__TASK OBJECTIVE__: Return the listing that follows, word for word.

•••••

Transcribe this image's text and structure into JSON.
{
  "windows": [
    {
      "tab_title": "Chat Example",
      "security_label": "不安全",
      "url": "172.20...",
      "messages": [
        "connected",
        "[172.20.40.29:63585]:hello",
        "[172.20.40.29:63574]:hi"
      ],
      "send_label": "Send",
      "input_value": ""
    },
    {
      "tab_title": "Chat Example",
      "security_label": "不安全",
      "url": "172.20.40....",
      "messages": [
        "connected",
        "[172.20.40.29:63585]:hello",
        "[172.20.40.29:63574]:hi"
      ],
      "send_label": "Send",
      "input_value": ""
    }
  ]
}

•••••

__RESULT FOR THIS EXERCISE__:
Transcribe this image's text and structure into JSON.
{
  "windows": [
    {
      "tab_title": "Chat Example",
      "security_label": "不安全",
      "url": "172.20...",
      "messages": [
        "connected",
        "[172.20.40.29:63585]:hello",
        "[172.20.40.29:63574]:hi"
      ],
      "send_label": "Send",
      "input_value": ""
    },
    {
      "tab_title": "Chat Example",
      "security_label": "不安全",
      "url": "172.20.40....",
      "messages": [
        "connected",
        "[172.20.40.29:63585]:hello",
        "[172.20.40.29:63574]:hi"
      ],
      "send_label": "Send",
      "input_value": ""
    }
  ]
}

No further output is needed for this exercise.